Bert Ammerman answerd the phone and proclaimed, “It’s a great day. Gadhafi is dead. I couldn’t ask for anything more.”
Ammerman’s brother, Tom, died at the age of 36 when Pan Am Flight 103 exploded over Lockerbie, Scotland, on Dec. 21, 1988, leaving behind a wife and two daughters.
“I never thought I would live to see the day that Gadhafi would be brought to justice,” Ammerman told ABC News. “It’s the last chapter for me personally. I now can walk away, nearly 24 years later, and be able to say that my brother and 269 other individuals did not die in vain.”
The Boeing 747 was bombed as it traveled from London to New York, and Gadhafi’s regime was implicated in the attack.
“When it’s all said and done, you never get over the fact that your loved one was blown out of the air at 31,000 feet. But satisifed absolutely, there was justice and our system works,” said Ammerman.
For Rosemary Wolfe, who lost her stepdaughter Miriam, a 20-year-old Syracuse University student returning from a semester abroad, there is satisfaction, but there is not justice.
“While we know that he [Gadhafi] was behind it, we don’t know all the others that were involved,” she said. “We want to know the answers to that … and we won’t have truth and justice until we know.”
The only person convicted in the bombing was Abdel Basset Ali al-Megrahi, a Libyan intelligence agent, who spent eight years in prison before he was released in 2009 on humanitarian grounds because he was “near death.” Two years later, Megrahi is still alive and living in Libya.
“We know that there was no way that Megrahi … did it by himself,” Wolfe said.
Wolfe has urged the U.S. government not to release billions of dollars in frozen assets to Libya’s new government until the people who know more about the bombing of Pan Am Flight 103 come forward and provide information.
“At this point I’m concerned now that Gadhafi is gone that everyone will just call it a day and we won’t get any further information,” Wolfe told ABC News. “The one thing the U.S. is intent on is establishing a good relationship with Libya and the basis for that should be the rest of the truth.”
Ammerman does not believe the full story of the attack will ever be known.

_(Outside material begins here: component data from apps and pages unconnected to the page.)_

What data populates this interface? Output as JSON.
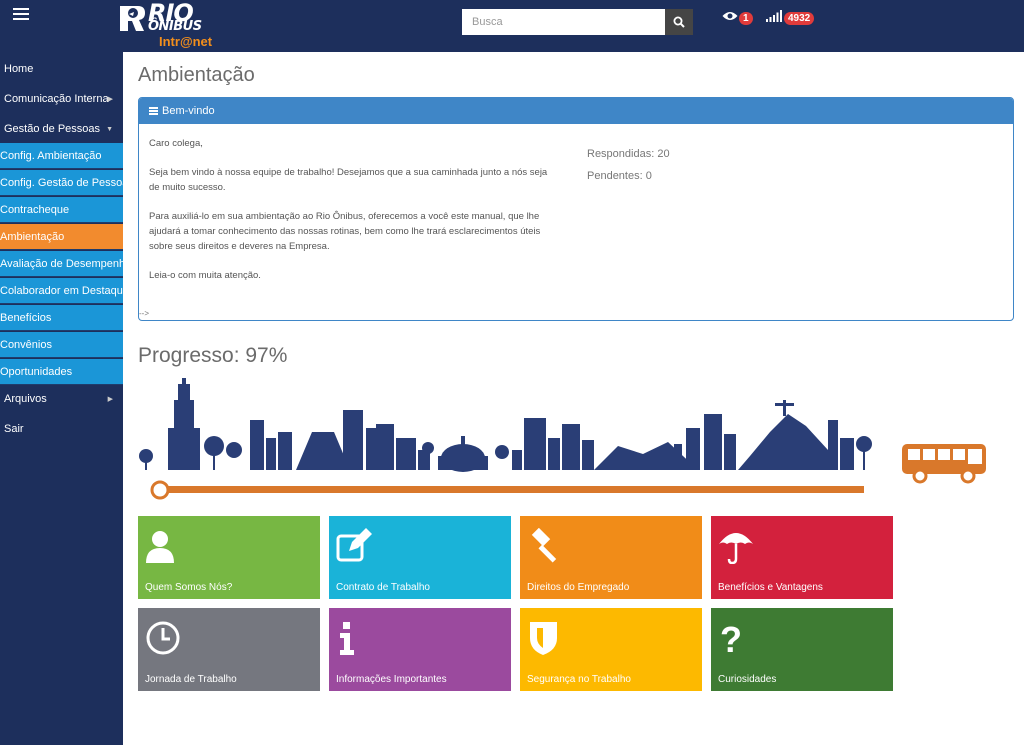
{
  "header": {
    "logo_rio": "RIO",
    "logo_onibus": "ÔNIBUS",
    "logo_intranet": "Intr@net",
    "search_placeholder": "Busca",
    "views_badge": "1",
    "signal_badge": "4932"
  },
  "sidebar": {
    "items": [
      {
        "label": "Home"
      },
      {
        "label": "Comunicação Interna"
      },
      {
        "label": "Gestão de Pessoas"
      }
    ],
    "subitems": [
      {
        "label": "Config. Ambientação"
      },
      {
        "label": "Config. Gestão de Pessoas"
      },
      {
        "label": "Contracheque"
      },
      {
        "label": "Ambientação"
      },
      {
        "label": "Avaliação de Desempenho"
      },
      {
        "label": "Colaborador em Destaque"
      },
      {
        "label": "Benefícios"
      },
      {
        "label": "Convênios"
      },
      {
        "label": "Oportunidades"
      }
    ],
    "bottom_items": [
      {
        "label": "Arquivos"
      },
      {
        "label": "Sair"
      }
    ]
  },
  "main": {
    "title": "Ambientação",
    "panel": {
      "heading": "Bem-vindo",
      "greeting": "Caro colega,",
      "p1": "Seja bem vindo à nossa equipe de trabalho! Desejamos que a sua caminhada junto a nós seja de muito sucesso.",
      "p2": "Para auxiliá-lo em sua ambientação ao Rio Ônibus, oferecemos a você este manual, que lhe ajudará a tomar conhecimento das nossas rotinas, bem como lhe trará esclarecimentos úteis sobre seus direitos e deveres na Empresa.",
      "p3": "Leia-o com muita atenção.",
      "respondidas": "Respondidas: 20",
      "pendentes": "Pendentes: 0",
      "comment_end": "-->"
    },
    "progress": {
      "title": "Progresso: 97%",
      "value": 0.97
    },
    "tiles": [
      {
        "label": "Quem Somos Nós?",
        "icon": "user-icon",
        "color": "#77b743"
      },
      {
        "label": "Contrato de Trabalho",
        "icon": "edit-icon",
        "color": "#1ab3d8"
      },
      {
        "label": "Direitos do Empregado",
        "icon": "gavel-icon",
        "color": "#f18c18"
      },
      {
        "label": "Benefícios e Vantagens",
        "icon": "umbrella-icon",
        "color": "#d3213d"
      },
      {
        "label": "Jornada de Trabalho",
        "icon": "clock-icon",
        "color": "#75777f"
      },
      {
        "label": "Informações Importantes",
        "icon": "info-icon",
        "color": "#9b4a9e"
      },
      {
        "label": "Segurança no Trabalho",
        "icon": "shield-icon",
        "color": "#fdb900"
      },
      {
        "label": "Curiosidades",
        "icon": "question-icon",
        "color": "#3e7b33"
      }
    ]
  }
}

“The cloud and conspiracy will never go away, and one thing I do know is that Libya was involved and I am 100 percent sure that he [Moammar Gadhafi] ordered this to take place,” Ammerman said. “Megrahi to me is irrelevant. He is the guppy in this process. Gadhaif is the big fish.”

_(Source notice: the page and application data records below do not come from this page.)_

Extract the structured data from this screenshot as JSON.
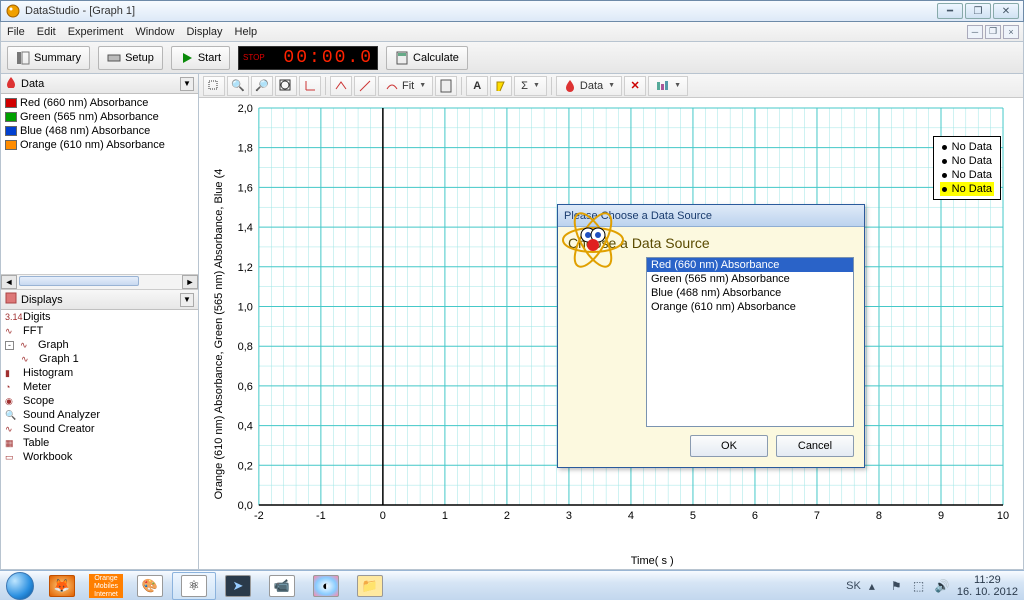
{
  "window": {
    "title": "DataStudio - [Graph 1]"
  },
  "menu": {
    "file": "File",
    "edit": "Edit",
    "experiment": "Experiment",
    "window": "Window",
    "display": "Display",
    "help": "Help"
  },
  "toolbar": {
    "summary": "Summary",
    "setup": "Setup",
    "start": "Start",
    "calculate": "Calculate",
    "timer_stop": "STOP",
    "timer_value": "00:00.0"
  },
  "data_panel": {
    "title": "Data",
    "items": [
      {
        "color": "#d00000",
        "label": "Red (660 nm) Absorbance"
      },
      {
        "color": "#00a000",
        "label": "Green (565 nm) Absorbance"
      },
      {
        "color": "#0040d0",
        "label": "Blue (468 nm) Absorbance"
      },
      {
        "color": "#ff8c00",
        "label": "Orange (610 nm) Absorbance"
      }
    ]
  },
  "displays_panel": {
    "title": "Displays",
    "items": [
      {
        "icon": "digits-icon",
        "label": "Digits"
      },
      {
        "icon": "fft-icon",
        "label": "FFT"
      },
      {
        "icon": "graph-icon",
        "label": "Graph",
        "expandable": true,
        "children": [
          {
            "icon": "graph-icon",
            "label": "Graph 1"
          }
        ]
      },
      {
        "icon": "histogram-icon",
        "label": "Histogram"
      },
      {
        "icon": "meter-icon",
        "label": "Meter"
      },
      {
        "icon": "scope-icon",
        "label": "Scope"
      },
      {
        "icon": "sound-analyzer-icon",
        "label": "Sound Analyzer"
      },
      {
        "icon": "sound-creator-icon",
        "label": "Sound Creator"
      },
      {
        "icon": "table-icon",
        "label": "Table"
      },
      {
        "icon": "workbook-icon",
        "label": "Workbook"
      }
    ]
  },
  "graph_toolbar": {
    "fit": "Fit",
    "data": "Data"
  },
  "chart_data": {
    "type": "line",
    "title": "",
    "xlabel": "Time( s )",
    "ylabel": "Orange (610 nm) Absorbance, Green (565 nm) Absorbance, Blue (4",
    "xlim": [
      -2,
      10
    ],
    "ylim": [
      0.0,
      2.0
    ],
    "xticks": [
      -2,
      -1,
      0,
      1,
      2,
      3,
      4,
      5,
      6,
      7,
      8,
      9,
      10
    ],
    "yticks": [
      0.0,
      0.2,
      0.4,
      0.6,
      0.8,
      1.0,
      1.2,
      1.4,
      1.6,
      1.8,
      2.0
    ],
    "series": [
      {
        "name": "No Data",
        "color": "#000000",
        "values": []
      },
      {
        "name": "No Data",
        "color": "#000000",
        "values": []
      },
      {
        "name": "No Data",
        "color": "#000000",
        "values": []
      },
      {
        "name": "No Data",
        "color": "#000000",
        "values": [],
        "highlight": true
      }
    ]
  },
  "dialog": {
    "title": "Please Choose a Data Source",
    "heading": "Choose a Data Source",
    "options": [
      "Red (660 nm) Absorbance",
      "Green (565 nm) Absorbance",
      "Blue (468 nm) Absorbance",
      "Orange (610 nm) Absorbance"
    ],
    "selected": 0,
    "ok": "OK",
    "cancel": "Cancel"
  },
  "taskbar": {
    "lang": "SK",
    "time": "11:29",
    "date": "16. 10. 2012",
    "orange_label": "Orange Mobiles Internet"
  }
}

Ammerman said he has always believed that once Gadhafi was removed from power the U.S. should immediately open relations with Libya and assist the Libyan people as they establish a new government.
“I never had a gripe with the population of Libya. I’m a firm believer that citizens throughout the world just want to live a good quality of life,” he said. “They do not support or agree overall with the policies of these maniacs. … Today’s enemies are tomorrow’s allies.”

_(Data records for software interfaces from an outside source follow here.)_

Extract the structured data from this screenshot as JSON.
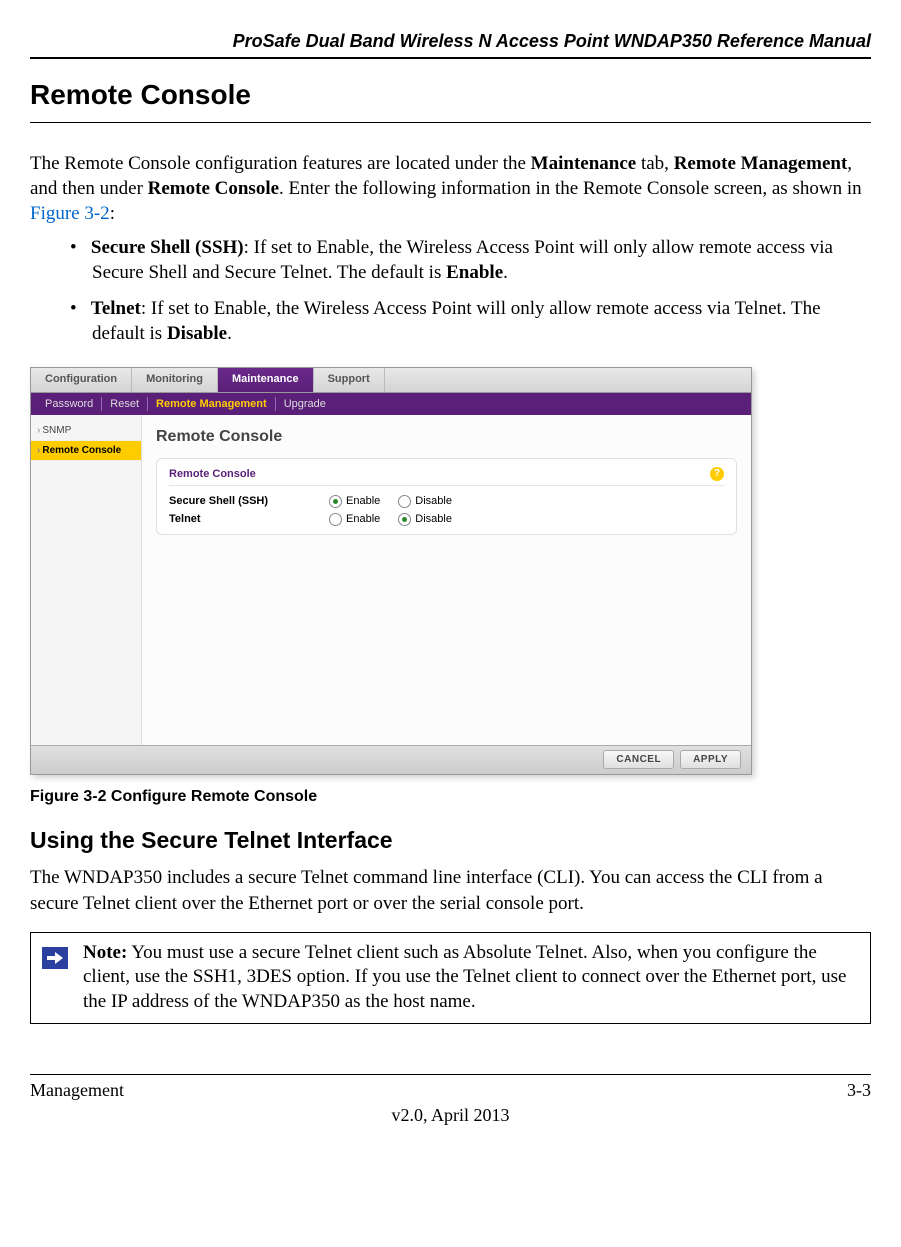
{
  "header": {
    "manual_title": "ProSafe Dual Band Wireless N Access Point WNDAP350 Reference Manual"
  },
  "section": {
    "title": "Remote Console",
    "intro_a": "The Remote Console configuration features are located under the ",
    "intro_b": "Maintenance",
    "intro_c": " tab, ",
    "intro_d": "Remote Management",
    "intro_e": ", and then under ",
    "intro_f": "Remote Console",
    "intro_g": ". Enter the following information in the Remote Console screen, as shown in ",
    "intro_link": "Figure 3-2",
    "intro_h": ":",
    "bullets": {
      "ssh_label": "Secure Shell (SSH)",
      "ssh_text_a": ": If set to Enable, the Wireless Access Point will only allow remote access via Secure Shell and Secure Telnet. The default is ",
      "ssh_text_b": "Enable",
      "ssh_text_c": ".",
      "telnet_label": "Telnet",
      "telnet_text_a": ": If set to Enable, the Wireless Access Point will only allow remote access via Telnet. The default is ",
      "telnet_text_b": "Disable",
      "telnet_text_c": "."
    }
  },
  "screenshot": {
    "tabs": {
      "configuration": "Configuration",
      "monitoring": "Monitoring",
      "maintenance": "Maintenance",
      "support": "Support"
    },
    "subtabs": {
      "password": "Password",
      "reset": "Reset",
      "remote_mgmt": "Remote Management",
      "upgrade": "Upgrade"
    },
    "sidebar": {
      "snmp": "SNMP",
      "remote_console": "Remote Console"
    },
    "panel": {
      "title": "Remote Console",
      "box_label": "Remote Console",
      "ssh_label": "Secure Shell (SSH)",
      "telnet_label": "Telnet",
      "enable": "Enable",
      "disable": "Disable"
    },
    "buttons": {
      "cancel": "CANCEL",
      "apply": "APPLY"
    }
  },
  "figure_caption": "Figure 3-2  Configure Remote Console",
  "subsection": {
    "title": "Using the Secure Telnet Interface",
    "body": "The WNDAP350 includes a secure Telnet command line interface (CLI). You can access the CLI from a secure Telnet client over the Ethernet port or over the serial console port."
  },
  "note": {
    "label": "Note:",
    "text": " You must use a secure Telnet client such as Absolute Telnet. Also, when you configure the client, use the SSH1, 3DES option. If you use the Telnet client to connect over the Ethernet port, use the IP address of the WNDAP350 as the host name."
  },
  "footer": {
    "left": "Management",
    "right": "3-3",
    "version": "v2.0, April 2013"
  }
}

For both Ammerman and Wolfe, Gadhafi’s death may be satisfying, but it will never fill the void in their lives.
“There’s never closure,” Wolfe said. “There really is no such thing as closure because once something like this has happened it changes you and your family forever.”
The Associated Press contributed to this report.